“Gold?” asked Loriel.
“Umm… No, ‘fraid not,” Jack said. “What with the price per ounce fluctuations and all.” And the curse: boils, blisters, screams. Hundreds had died handling Elvish gold, the result of a misunderstanding with a wizard, the Elves had explained.
Loriel shrugged. “No matter, we’ve retained the services of a personal banker. Jimmy Pointy Fish.”
Floriel shook her head. “Barracuda.”
Jack’s jaw dropped. “The loan shark?”
Loriel rolled his eyes. “Sister, he does not understand.”
Floriel clamped her fingers on Jack’s face and said, “BAR-RA-CU-DA!” moving his lips with each syllable.
“A delightful man,” continued Loriel. “And quite smitten with me, I’m afraid.” He wiggled his fingers. “He especially loved my thumbs; said he could bite them right off.”
“Silly man, why would we mind his high interest in our loan?” asked Floriel.
“I take it you’ve had some past financial…difficulties?” asked Jack.
Loriel waved his hand, dismissively. “An old argument with the Dwarves, resolved completely without bloodshed.”
Floriel grinned. “We banished them to the pain realm, Ragnathorian.”

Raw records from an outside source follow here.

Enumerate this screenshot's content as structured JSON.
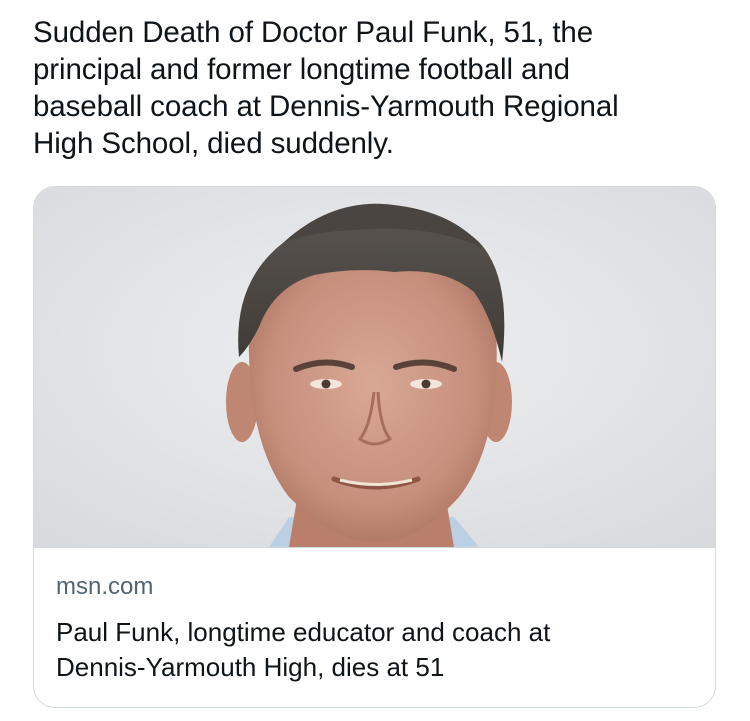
{
  "tweet": {
    "text": "Sudden Death of Doctor Paul Funk, 51, the\nprincipal and former longtime football and\nbaseball coach at Dennis-Yarmouth Regional\nHigh School, died suddenly."
  },
  "link_card": {
    "image_subject": "portrait-photo",
    "domain": "msn.com",
    "title": "Paul Funk, longtime educator and coach at\nDennis-Yarmouth High, dies at 51"
  },
  "colors": {
    "text": "#0f1419",
    "secondary_text": "#536471",
    "card_border": "#cfd9de",
    "photo_background": "#e3e4e6"
  }
}
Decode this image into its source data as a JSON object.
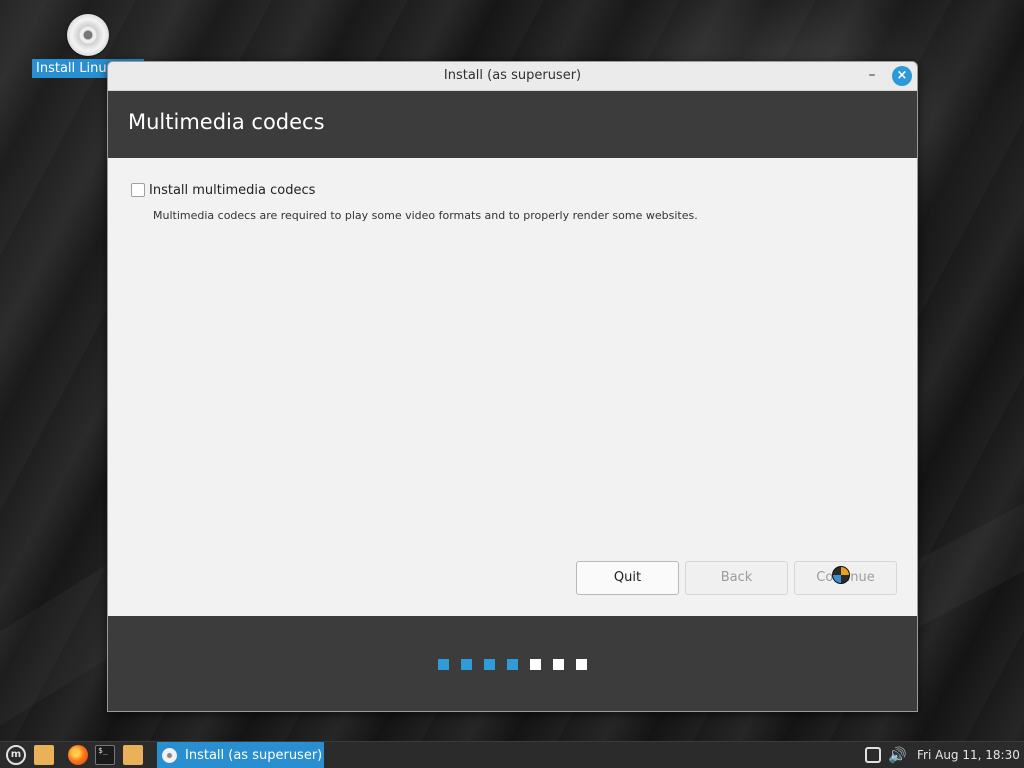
{
  "desktop": {
    "icon_label": "Install Linux"
  },
  "window": {
    "title": "Install (as superuser)",
    "minimize_glyph": "–",
    "close_glyph": "×",
    "page_title": "Multimedia codecs",
    "option_label": "Install multimedia codecs",
    "option_checked": false,
    "option_description": "Multimedia codecs are required to play some video formats and to properly render some websites.",
    "buttons": {
      "quit": "Quit",
      "back": "Back",
      "continue": "Continue"
    },
    "progress": {
      "completed_steps": 4,
      "total_steps": 7
    }
  },
  "taskbar": {
    "menu_glyph": "m",
    "terminal_glyph": "$_",
    "task_label": "Install (as superuser)",
    "volume_glyph": "🔊",
    "clock": "Fri Aug 11, 18:30"
  },
  "colors": {
    "accent": "#2a8fd0",
    "header": "#3c3c3c"
  }
}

Loriel blurred forward and leaped thirty yards to the boat dock. He dropped his pants and started to urinate in the bay. A family on a yacht happened to be sailing by, and he waved to them, his stream bending with each shake of his arm. He called over his shoulder, “We love this place, Jackoff! I think we’re prepared to make an offer.”
“It’s just Jack.” A vein in his head throbbed. The commission.
Jack whirled. A palm tree crashed to the tiled deck. Floriel, still nude, ripped a coconut from its branches and smashed it open with her fist, then dug out the white flesh with her fingers.
Jack ground his teeth. “That’s great to hear, Loriel. I’ll get the paperwork started…”
He sighed. Screw it. “And have the owners spray for dragons, of course.”
Loriel spun, his urine spattering the wooden dock. “Dragons?”
“But they’re all dead,” said Floriel. “They were chained to the rocks of Atlantis with all their young when we sank—when the island sank all by itself, into the sea.”
Jack shrugged. “You know dragons, they’re like cockroaches.”
Loriel looked crestfallen. “Mayhaps another domicile…”
Jack snapped his fingers. “Hey! I know the perfect house for you two. It’s not even publicly listed.” He smiled. “And it’s completely dragon-free, guaranteed. It’s on Sunrise Island.”
Floriel clapped her hands. “Our friend Jimmy lives there!”
It’s that weasel Enrique’s listing, thought Jack. He’ll shaft me on the commission for sure.
Jack grinned. “Let’s take a look!”
Robert Lowell Russell, a native Texan, lives with his family in southeastern Ohio. A former librarian and current nursing student, he once aspired to be a history professor, but found writing about the real world too constraining. Bob likes to write about all sort of things, but frequently includes action and humor in his work. Not satisfied with writing stories of questionable content for adults, he’s also started work on a series of middle-grade books incorporating his love of not-so-super heroes and toilet humor. For links to more of Rob’s stories—or to see him dressed like a ninja—visit robertlowellrussell.blogspot.com.